14 Nov

That was a whole lot of mothering I did today.  I cooked; I drove and drove and drove.  I coordinated 3 children and 2 different theatre productions’ practices; shopped for baby necessities; bought legos; hosted two additional children for long playdates; arranged for a babysitter for Henry; and then took 4 children to a nighttime showing of Secretariat.

I also bought baklava and spanokopita at the Greek church bake sale and left 5 children at home unattended while I went running in a tight circuit around the neighborhood.  (If you are any of their mothers, please don’t be concerned – I instructed them to call you if there was a problem.  No news was good news, right?)

I also tested the older children’s independence by sending them out to breakfast alone.  They walked several blocks to Mr. T’s and charged their own meals to my account – a skill I will surely regret teaching them.  The alternative was my getting up, driving to the grocery store to buy eggs, thinking about whether it’s morally wrong to purchase bacon when you are an aspiring semi-vegetarian, considering whether my semi-vegetarianism ought to be imposed on my children or whether they should be able to be able to choose their own food philosophies or whether, by virtue of their being children, I am obligated to convey what will be their eating preferences, and then wondering whether I really have any control over that.  Nature vs. nurture.  Which came first -the chicken or the egg?  The eggs?  Isn’t that why I drove over here in my “are they or aren’t they pajamas?” loungewear.

It seemed less mentally taxing to just send them out with a reminder of my account number and instructions to “fuel up – you have a lot of dancing to do today” while I cuddled in my toasty bed with the still-sleeping three year-old.  They made it back and swore that they ate eggs.  they are becoming so big and grown-up – I should have asked them to bring me a large coffee with one cream.  I think they could handle it.
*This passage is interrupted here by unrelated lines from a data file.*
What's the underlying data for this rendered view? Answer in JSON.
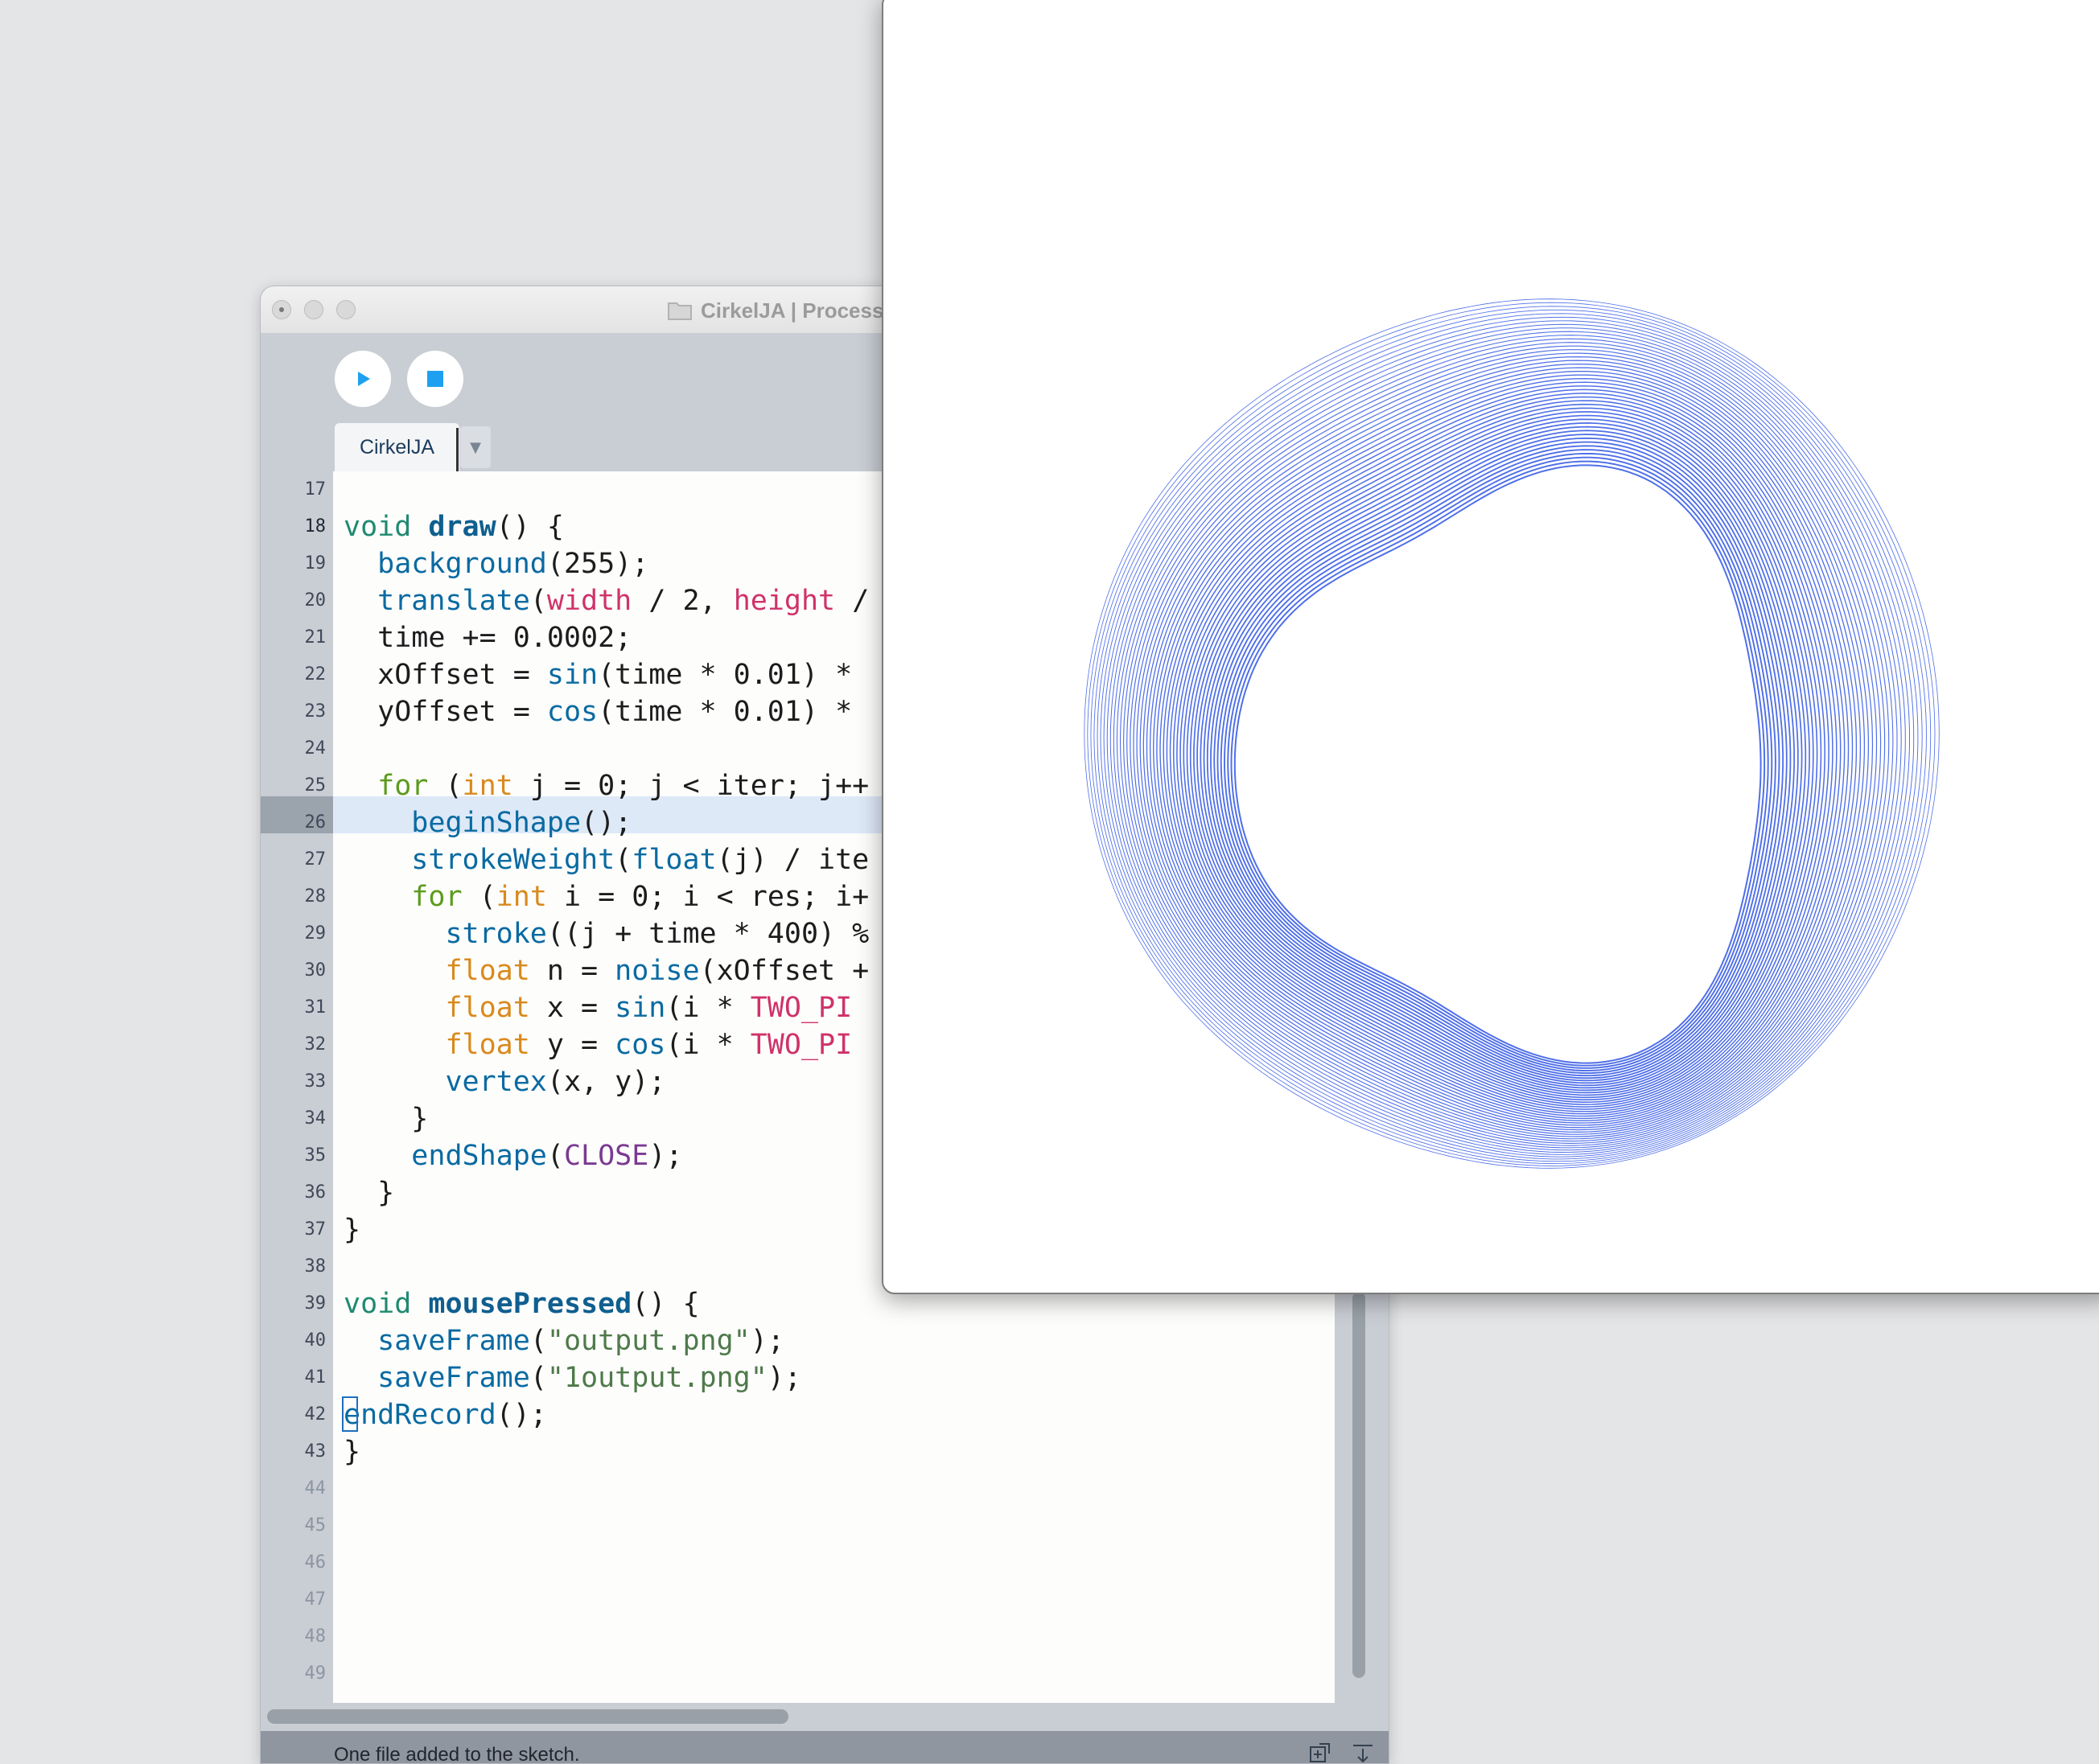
{
  "ide": {
    "window_title": "CirkelJA | Processing",
    "run_button": "run",
    "stop_button": "stop",
    "tab_label": "CirkelJA",
    "tab_menu_arrow": "▼",
    "status_text": "One file added to the sketch.",
    "line_numbers": [
      "17",
      "18",
      "19",
      "20",
      "21",
      "22",
      "23",
      "24",
      "25",
      "26",
      "27",
      "28",
      "29",
      "30",
      "31",
      "32",
      "33",
      "34",
      "35",
      "36",
      "37",
      "38",
      "39",
      "40",
      "41",
      "42",
      "43",
      "44",
      "45",
      "46",
      "47",
      "48",
      "49"
    ],
    "current_line": "18",
    "code_lines": [
      "",
      "void draw() {",
      "  background(255);",
      "  translate(width / 2, height /",
      "  time += 0.0002;",
      "  xOffset = sin(time * 0.01) *",
      "  yOffset = cos(time * 0.01) *",
      "",
      "  for (int j = 0; j < iter; j++",
      "    beginShape();",
      "    strokeWeight(float(j) / ite",
      "    for (int i = 0; i < res; i+",
      "      stroke((j + time * 400) %",
      "      float n = noise(xOffset +",
      "      float x = sin(i * TWO_PI",
      "      float y = cos(i * TWO_PI",
      "      vertex(x, y);",
      "    }",
      "    endShape(CLOSE);",
      "  }",
      "}",
      "",
      "void mousePressed() {",
      "  saveFrame(\"output.png\");",
      "  saveFrame(\"1output.png\");",
      "endRecord();",
      "}"
    ]
  },
  "sketch": {
    "stroke_color": "#4f6fe8",
    "background": "#ffffff",
    "ring_count": 46
  },
  "icons": {
    "folder": "folder-icon",
    "play": "play-icon",
    "stop": "stop-icon",
    "add_file": "add-file-icon",
    "export": "export-icon"
  },
  "colors": {
    "toolbar_bg": "#c9cdd4",
    "accent": "#1ea0f0",
    "highlight_line": "#dde9f7"
  }
}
One last note as some day this blog will be all that’s left of their childhoods and I will look up and they will be 16:  I will want to remember that Miss Elena said “your children pick up steps really quickly.  This choreography is very hard for the little ones, but they get it.  And they are so well-behaved.”  Thanks Miss Elena.  That just makes all this nonstop mothering worthwhile.


Why I write and why I run

7 Nov

Oh look, Mary Carol!  All my concern about being too tranquil and blissed-out was for nothing.  Luckily for my interesting-ness, the absence of angst was but a temporary condition!  Now I shall have to see if I can find a way to channel it for the good.

So far the answer is a resounding YES.  I have been on at least two walks every day this week.  Several of those walks have been along the beautiful Gun Club road aka the KOA.  It’s a 2 mile loop that overlooks Lake Nasworthy and is a challenge with its constant hills and ridges.  It’s also very gratifying to walk the road and run up the hills.  It hurts your legs and your lungs and when you’re finished, you just feel so relieved and worn out.  And your legs will surely start to show the contours of seldom-used muscles from the uphill sprints.  I can’t think of a single negative about having pretty legs.

The other walk is the ordinary, daily cemetery walk with the dogs.  They enjoy it so much.  I look like a New York City dogwalker on the way over with such a motley assortment of unruly hounds, but it is the highlight of their day, and I am driven to fit it in.  I am tormented by guilt if they don’t get in a good romp.

So the walking and running are helping with the overactive nerves.  Writing about all the chaos and craziness of my life helps with the angst.  It makes me laugh at myself, and if it makes you laugh at all, then I feel in some small way valuable to the world.